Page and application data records
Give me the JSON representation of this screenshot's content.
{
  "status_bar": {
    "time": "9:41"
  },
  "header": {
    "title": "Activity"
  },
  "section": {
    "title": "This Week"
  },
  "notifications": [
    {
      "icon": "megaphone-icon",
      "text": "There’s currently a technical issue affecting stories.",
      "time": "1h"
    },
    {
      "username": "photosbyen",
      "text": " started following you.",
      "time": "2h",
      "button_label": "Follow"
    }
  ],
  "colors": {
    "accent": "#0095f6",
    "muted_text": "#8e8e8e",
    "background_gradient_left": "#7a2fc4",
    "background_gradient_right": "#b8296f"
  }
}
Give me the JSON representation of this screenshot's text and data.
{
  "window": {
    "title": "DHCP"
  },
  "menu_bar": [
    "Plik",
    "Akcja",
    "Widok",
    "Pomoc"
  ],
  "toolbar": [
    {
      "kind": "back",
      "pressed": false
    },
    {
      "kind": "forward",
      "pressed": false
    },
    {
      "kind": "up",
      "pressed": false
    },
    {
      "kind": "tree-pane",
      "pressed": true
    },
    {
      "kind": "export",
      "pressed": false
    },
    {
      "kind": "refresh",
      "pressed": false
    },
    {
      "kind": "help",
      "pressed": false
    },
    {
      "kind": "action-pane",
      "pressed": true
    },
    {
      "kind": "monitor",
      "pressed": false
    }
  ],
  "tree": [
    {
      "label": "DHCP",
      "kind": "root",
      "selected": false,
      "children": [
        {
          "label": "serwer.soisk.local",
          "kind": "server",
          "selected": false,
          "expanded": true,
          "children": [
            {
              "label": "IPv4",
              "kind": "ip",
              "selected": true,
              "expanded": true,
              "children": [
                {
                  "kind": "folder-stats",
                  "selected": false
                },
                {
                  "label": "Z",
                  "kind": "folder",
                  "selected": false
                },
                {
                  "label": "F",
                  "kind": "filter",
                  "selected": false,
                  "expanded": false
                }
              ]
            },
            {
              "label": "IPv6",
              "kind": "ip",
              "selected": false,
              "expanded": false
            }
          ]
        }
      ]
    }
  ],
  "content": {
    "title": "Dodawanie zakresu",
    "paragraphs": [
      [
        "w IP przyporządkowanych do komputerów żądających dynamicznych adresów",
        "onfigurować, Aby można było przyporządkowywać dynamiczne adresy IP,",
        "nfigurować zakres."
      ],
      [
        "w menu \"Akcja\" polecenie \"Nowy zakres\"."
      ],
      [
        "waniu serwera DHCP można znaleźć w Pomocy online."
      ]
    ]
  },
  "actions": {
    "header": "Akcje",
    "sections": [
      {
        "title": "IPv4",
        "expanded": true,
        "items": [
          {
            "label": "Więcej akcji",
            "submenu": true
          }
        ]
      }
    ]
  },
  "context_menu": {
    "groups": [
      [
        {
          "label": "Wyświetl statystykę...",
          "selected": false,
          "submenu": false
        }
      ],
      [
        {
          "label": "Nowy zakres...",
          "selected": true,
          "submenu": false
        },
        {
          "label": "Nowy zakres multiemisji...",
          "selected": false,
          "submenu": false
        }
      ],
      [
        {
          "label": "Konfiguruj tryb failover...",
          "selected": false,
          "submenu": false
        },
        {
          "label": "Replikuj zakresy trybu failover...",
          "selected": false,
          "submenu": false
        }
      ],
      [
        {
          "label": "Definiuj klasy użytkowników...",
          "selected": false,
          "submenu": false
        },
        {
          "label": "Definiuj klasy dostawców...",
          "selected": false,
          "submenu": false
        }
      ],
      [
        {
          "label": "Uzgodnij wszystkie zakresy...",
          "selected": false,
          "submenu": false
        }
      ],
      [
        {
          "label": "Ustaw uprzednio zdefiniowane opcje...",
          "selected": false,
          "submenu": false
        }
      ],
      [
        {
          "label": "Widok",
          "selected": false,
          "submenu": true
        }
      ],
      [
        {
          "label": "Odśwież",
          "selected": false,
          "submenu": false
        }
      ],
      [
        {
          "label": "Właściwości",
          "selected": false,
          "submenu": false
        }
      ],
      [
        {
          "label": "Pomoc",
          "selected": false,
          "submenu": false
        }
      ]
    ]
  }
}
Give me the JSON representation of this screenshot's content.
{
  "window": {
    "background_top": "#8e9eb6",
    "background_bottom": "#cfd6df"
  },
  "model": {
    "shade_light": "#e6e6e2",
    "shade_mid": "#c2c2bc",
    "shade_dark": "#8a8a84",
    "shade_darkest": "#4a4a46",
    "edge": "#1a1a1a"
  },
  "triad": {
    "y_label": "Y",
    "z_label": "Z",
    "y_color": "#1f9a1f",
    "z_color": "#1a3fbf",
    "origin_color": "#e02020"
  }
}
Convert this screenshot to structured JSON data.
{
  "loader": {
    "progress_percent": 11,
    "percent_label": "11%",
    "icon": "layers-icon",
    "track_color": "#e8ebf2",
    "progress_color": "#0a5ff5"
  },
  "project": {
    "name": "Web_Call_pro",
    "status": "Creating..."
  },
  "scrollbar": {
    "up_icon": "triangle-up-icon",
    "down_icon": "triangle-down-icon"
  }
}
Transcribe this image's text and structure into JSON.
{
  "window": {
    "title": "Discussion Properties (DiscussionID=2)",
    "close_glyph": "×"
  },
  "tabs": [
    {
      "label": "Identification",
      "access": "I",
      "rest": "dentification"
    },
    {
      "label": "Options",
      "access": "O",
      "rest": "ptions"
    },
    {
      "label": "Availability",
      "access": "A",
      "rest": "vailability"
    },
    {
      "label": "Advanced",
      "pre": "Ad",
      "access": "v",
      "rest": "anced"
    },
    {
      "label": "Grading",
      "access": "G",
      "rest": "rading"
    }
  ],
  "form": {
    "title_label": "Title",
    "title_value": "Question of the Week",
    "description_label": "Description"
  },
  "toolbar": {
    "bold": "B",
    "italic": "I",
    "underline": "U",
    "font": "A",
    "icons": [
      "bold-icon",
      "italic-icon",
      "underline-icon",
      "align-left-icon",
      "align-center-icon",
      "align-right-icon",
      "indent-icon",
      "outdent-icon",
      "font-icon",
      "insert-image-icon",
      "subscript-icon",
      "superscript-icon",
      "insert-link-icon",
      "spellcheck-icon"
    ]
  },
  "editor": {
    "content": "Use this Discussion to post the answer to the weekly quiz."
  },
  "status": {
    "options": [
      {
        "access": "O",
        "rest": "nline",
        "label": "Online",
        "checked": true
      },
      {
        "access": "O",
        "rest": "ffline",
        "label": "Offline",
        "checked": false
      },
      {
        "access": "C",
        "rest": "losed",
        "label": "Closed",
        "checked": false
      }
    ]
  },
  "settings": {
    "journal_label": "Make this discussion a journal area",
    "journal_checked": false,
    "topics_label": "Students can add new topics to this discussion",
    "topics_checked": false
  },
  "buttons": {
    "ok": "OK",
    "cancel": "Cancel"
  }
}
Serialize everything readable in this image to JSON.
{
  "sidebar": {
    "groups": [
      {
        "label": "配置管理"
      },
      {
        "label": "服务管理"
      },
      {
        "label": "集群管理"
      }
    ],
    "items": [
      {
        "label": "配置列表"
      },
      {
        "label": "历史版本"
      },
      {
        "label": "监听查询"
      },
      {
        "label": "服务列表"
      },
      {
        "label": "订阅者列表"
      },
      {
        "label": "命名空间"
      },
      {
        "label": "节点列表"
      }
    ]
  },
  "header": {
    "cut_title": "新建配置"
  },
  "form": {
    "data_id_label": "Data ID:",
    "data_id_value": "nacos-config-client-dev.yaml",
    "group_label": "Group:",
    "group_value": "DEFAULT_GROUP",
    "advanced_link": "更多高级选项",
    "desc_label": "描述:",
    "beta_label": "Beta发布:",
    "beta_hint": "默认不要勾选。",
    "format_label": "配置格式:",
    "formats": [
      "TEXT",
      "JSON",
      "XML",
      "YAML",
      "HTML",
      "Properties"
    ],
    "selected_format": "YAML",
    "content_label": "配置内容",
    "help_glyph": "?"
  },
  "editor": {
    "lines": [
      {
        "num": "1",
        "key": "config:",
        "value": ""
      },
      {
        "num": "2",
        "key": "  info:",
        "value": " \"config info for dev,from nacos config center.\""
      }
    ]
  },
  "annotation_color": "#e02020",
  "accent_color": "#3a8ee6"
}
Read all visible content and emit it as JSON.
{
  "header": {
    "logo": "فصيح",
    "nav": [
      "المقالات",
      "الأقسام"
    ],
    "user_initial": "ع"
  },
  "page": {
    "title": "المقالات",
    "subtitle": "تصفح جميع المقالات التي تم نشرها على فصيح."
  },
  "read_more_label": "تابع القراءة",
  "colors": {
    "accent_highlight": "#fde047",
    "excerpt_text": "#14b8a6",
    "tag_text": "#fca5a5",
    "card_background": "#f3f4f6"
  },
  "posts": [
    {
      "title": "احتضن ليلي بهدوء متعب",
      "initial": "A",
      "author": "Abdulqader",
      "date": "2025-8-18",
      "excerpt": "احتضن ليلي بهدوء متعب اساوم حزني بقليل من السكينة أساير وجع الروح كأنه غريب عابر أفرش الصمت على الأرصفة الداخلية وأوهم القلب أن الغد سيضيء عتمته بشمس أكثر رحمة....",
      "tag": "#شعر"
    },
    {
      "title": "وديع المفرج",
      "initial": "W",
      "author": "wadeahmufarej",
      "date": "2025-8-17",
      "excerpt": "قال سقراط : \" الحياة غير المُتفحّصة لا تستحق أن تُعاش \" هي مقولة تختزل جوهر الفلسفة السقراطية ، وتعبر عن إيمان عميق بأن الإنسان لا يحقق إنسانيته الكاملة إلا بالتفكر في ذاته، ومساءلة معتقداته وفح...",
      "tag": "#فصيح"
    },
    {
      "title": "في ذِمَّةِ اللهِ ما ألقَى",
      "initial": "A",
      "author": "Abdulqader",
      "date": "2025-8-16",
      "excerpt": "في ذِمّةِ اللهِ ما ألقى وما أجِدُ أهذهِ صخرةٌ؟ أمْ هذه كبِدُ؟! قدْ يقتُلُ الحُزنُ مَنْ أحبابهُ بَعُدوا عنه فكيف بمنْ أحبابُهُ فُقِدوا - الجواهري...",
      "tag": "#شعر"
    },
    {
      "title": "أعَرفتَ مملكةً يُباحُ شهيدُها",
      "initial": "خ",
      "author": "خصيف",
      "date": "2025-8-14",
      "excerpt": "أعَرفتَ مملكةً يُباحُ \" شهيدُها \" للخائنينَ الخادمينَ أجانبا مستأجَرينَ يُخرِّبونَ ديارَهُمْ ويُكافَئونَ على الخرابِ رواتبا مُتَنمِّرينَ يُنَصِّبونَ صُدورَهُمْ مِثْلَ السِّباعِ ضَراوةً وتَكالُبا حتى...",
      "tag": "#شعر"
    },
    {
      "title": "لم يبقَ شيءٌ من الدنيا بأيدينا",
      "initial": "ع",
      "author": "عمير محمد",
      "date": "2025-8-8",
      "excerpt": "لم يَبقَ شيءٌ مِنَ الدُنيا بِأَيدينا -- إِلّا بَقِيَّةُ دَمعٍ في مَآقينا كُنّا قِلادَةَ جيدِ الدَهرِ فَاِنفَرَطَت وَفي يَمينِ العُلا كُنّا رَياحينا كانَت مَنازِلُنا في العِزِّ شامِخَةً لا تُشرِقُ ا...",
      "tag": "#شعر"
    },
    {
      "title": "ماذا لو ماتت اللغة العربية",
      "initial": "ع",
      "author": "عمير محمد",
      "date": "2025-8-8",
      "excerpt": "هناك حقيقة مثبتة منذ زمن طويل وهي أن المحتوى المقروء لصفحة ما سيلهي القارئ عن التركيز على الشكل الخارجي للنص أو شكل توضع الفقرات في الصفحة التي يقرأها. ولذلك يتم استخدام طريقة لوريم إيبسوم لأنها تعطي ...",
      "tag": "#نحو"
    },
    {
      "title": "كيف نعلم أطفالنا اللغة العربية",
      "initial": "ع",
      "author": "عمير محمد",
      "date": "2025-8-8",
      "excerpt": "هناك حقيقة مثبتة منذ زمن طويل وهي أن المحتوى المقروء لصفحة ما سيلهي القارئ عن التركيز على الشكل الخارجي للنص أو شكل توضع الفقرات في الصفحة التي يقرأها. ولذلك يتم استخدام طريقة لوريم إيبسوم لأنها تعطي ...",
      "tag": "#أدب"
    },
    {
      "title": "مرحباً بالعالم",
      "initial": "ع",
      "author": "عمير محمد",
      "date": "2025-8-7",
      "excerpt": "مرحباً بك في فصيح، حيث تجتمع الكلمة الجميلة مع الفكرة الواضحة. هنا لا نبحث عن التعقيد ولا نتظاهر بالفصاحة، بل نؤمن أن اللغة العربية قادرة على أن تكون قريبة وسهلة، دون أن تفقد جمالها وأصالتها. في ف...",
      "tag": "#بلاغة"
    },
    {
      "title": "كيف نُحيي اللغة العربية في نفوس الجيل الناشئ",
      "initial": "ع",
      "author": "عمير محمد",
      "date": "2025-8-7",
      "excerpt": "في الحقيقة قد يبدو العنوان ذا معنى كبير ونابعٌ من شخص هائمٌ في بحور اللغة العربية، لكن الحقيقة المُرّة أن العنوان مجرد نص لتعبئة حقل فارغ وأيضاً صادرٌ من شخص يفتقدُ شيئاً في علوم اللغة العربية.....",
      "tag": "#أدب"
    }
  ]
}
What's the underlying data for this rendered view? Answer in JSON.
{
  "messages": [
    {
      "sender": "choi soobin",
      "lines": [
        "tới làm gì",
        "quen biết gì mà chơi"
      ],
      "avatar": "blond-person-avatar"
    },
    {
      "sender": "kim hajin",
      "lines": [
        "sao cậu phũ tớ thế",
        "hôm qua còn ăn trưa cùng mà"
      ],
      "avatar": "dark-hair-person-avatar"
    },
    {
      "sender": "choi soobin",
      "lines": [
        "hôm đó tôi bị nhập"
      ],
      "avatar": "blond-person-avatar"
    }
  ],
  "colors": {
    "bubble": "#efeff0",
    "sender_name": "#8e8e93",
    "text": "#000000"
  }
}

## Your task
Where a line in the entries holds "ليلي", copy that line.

## The answer
      "title": "احتضن ليلي بهدوء متعب",
      "excerpt": "احتضن ليلي بهدوء متعب اساوم حزني بقليل من السكينة أساير وجع الروح كأنه غريب عابر أفرش الصمت على الأرصفة الداخلية وأوهم القلب أن الغد سيضيء عتمته بشمس أكثر رحمة....",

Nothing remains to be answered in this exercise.